Of all the things that remind me on a daily basis on this trip that I’m not in the United States, perhaps none is more remarkable than the pervasiveness of the state. It makes its presence felt in a head-spinning number of ways.
Some are subtler than others. Walking around Shanghai and Nanjing, I noticed a number of strikingly well manicured parks and boulevard medians. The lawns of People’s Park in Shanghai were neatly mowed and fenced in by meticulously maintained hedges. Flowers filled the borders and centerlines on many major roads. Tall trees bordered the streets of Nanjing. The planning behind it all came through. Rather than serve as lived-in spaces or natural features the city worked around, these elements felt like curated parts of the urban landscape – components of an overarching vision for Shanghai and Nanjing.

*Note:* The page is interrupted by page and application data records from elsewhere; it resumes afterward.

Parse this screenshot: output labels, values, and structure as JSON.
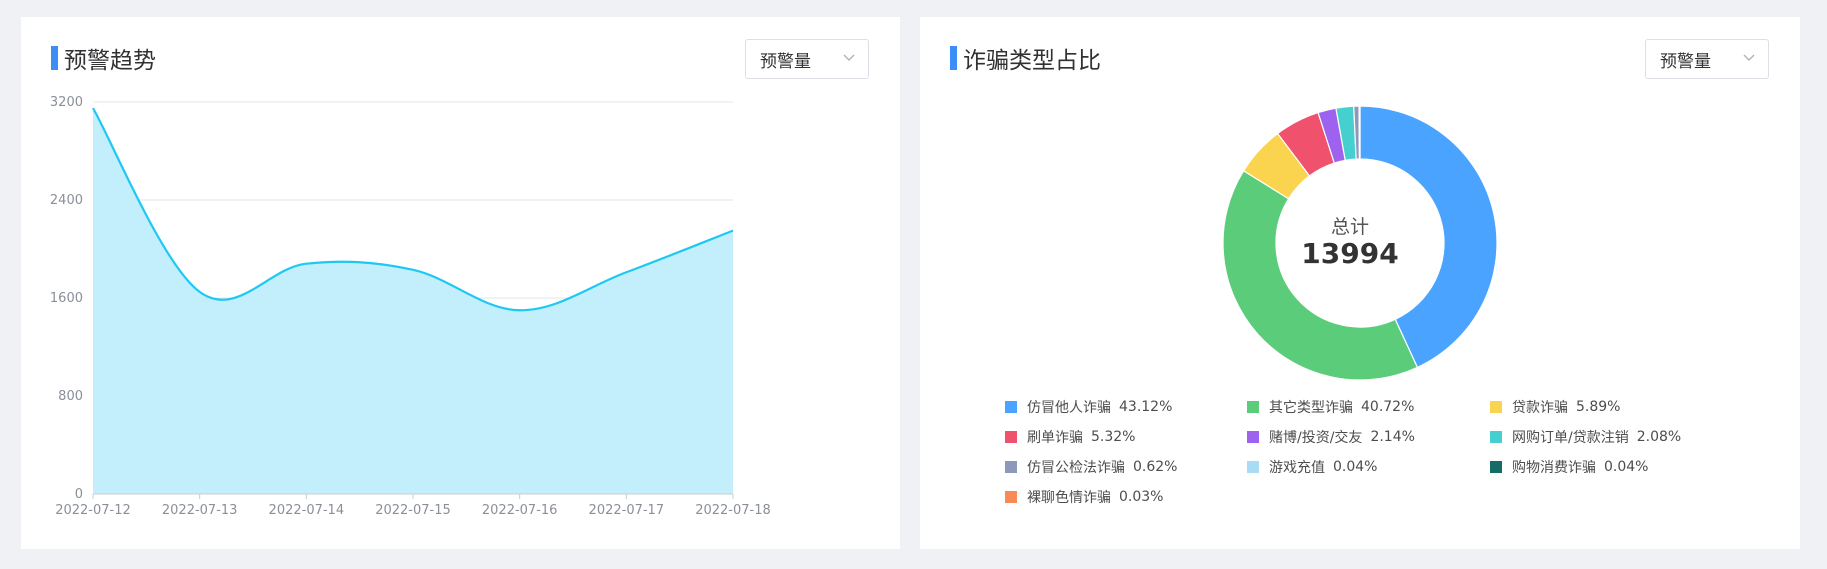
{
  "left_panel": {
    "title": "预警趋势",
    "select_value": "预警量"
  },
  "right_panel": {
    "title": "诈骗类型占比",
    "select_value": "预警量",
    "center_label": "总计",
    "center_value": "13994"
  },
  "colors": {
    "accent": "#3a8ef6",
    "line": "#1ec8f2",
    "area": "#c3effc"
  },
  "chart_data": [
    {
      "type": "area",
      "title": "预警趋势",
      "x": [
        "2022-07-12",
        "2022-07-13",
        "2022-07-14",
        "2022-07-15",
        "2022-07-16",
        "2022-07-17",
        "2022-07-18"
      ],
      "values": [
        3150,
        1650,
        1880,
        1830,
        1500,
        1810,
        2150
      ],
      "ylim": [
        0,
        3200
      ],
      "yticks": [
        "0",
        "800",
        "1600",
        "2400",
        "3200"
      ],
      "grid": true
    },
    {
      "type": "pie",
      "title": "诈骗类型占比",
      "total": 13994,
      "slices": [
        {
          "name": "仿冒他人诈骗",
          "pct": "43.12%",
          "value": 43.12,
          "color": "#4aa4ff"
        },
        {
          "name": "其它类型诈骗",
          "pct": "40.72%",
          "value": 40.72,
          "color": "#5bcd7a"
        },
        {
          "name": "贷款诈骗",
          "pct": "5.89%",
          "value": 5.89,
          "color": "#fad44e"
        },
        {
          "name": "刷单诈骗",
          "pct": "5.32%",
          "value": 5.32,
          "color": "#f0516d"
        },
        {
          "name": "赌博/投资/交友",
          "pct": "2.14%",
          "value": 2.14,
          "color": "#9e63ee"
        },
        {
          "name": "网购订单/贷款注销",
          "pct": "2.08%",
          "value": 2.08,
          "color": "#45cfcf"
        },
        {
          "name": "仿冒公检法诈骗",
          "pct": "0.62%",
          "value": 0.62,
          "color": "#8e98bd"
        },
        {
          "name": "游戏充值",
          "pct": "0.04%",
          "value": 0.04,
          "color": "#a8dcf5"
        },
        {
          "name": "购物消费诈骗",
          "pct": "0.04%",
          "value": 0.04,
          "color": "#176b66"
        },
        {
          "name": "裸聊色情诈骗",
          "pct": "0.03%",
          "value": 0.03,
          "color": "#f98a55"
        }
      ]
    }
  ]
}
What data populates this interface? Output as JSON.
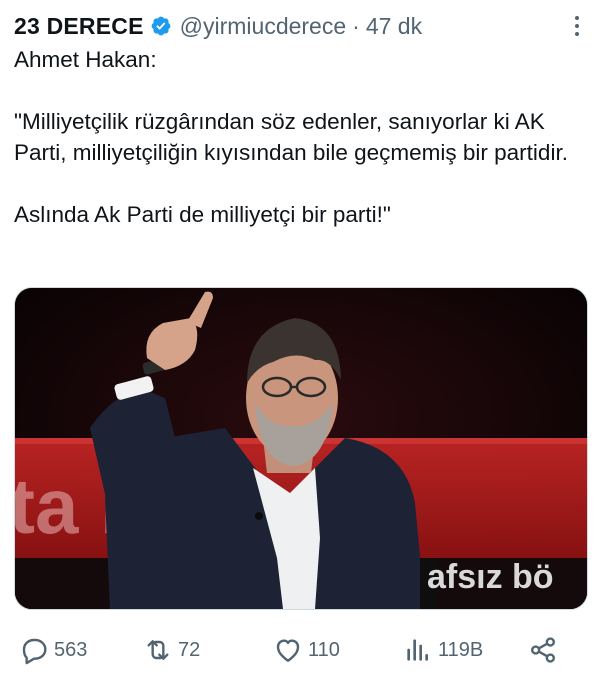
{
  "tweet": {
    "display_name": "23 DERECE",
    "handle": "@yirmiucderece",
    "separator": "·",
    "time": "47 dk",
    "text": "Ahmet Hakan:\n\n\"Milliyetçilik rüzgârından söz edenler, sanıyorlar ki AK Parti, milliyetçiliğin kıyısından bile geçmemiş bir partidir.\n\nAslında Ak Parti de milliyetçi bir parti!\"",
    "media": {
      "overlay_text": "afsız bö",
      "background_letters": "ta bö"
    }
  },
  "actions": {
    "replies": "563",
    "retweets": "72",
    "likes": "110",
    "views": "119B"
  },
  "colors": {
    "text": "#0f1419",
    "secondary": "#536471",
    "verified": "#1d9bf0",
    "studio_red": "#b51e1e"
  }
}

In other ways, the state rather slaps you in the face. The most obvious example is the overwhelming presence of security cameras. From one spot by the ticket machines at a subway stop in Shanghai I counted 12 security cameras. We passed several more before we boarded the train. The contrast with the U.S. is stark, where cameras exist but are nowhere near as commonplace or obvious – even in relatively watched communities like New York City.
Our meetings have also illuminated the ways in which Chinese public policy brings the state into people’s lives. Most obvious is censorship, a fact we have all dealt with firsthand with internet blocking of Google and other sites. Just before our stay, Chinese sensors blocked The Economist for the first time in retaliation for an unfavorable cover story. Less obvious, but just as important, is the government’s role in property markets. The Chinese government owns all the land in the country on behalf of the people, with homeowners merely purchasing use rights for a fixed period of time. Additional intervention comes in the form of steep taxes on property sales. These are just a few examples.
Living in the United States, we expect a certain level of distance between daily life and the state. There are legitimate touch-points – encounters with the security apparatus, the IRS, Election Day – but Americans wish to be left alone, and in so many ways we have gotten what we want. For better and worse, we are free to say what we think, own property, and even unlicensed firearms. Security cameras are relatively uncommon. In some communities, the state has retreated so far that infrastructure crumbles around those who live there. Are the tradeoffs worth it? Is this somehow more desirable? Maybe. Maybe not. That’s a bigger debate best left for another time. But I’m grateful that my experience in China has prompted me to reflect on it.
-Tom Van Heeke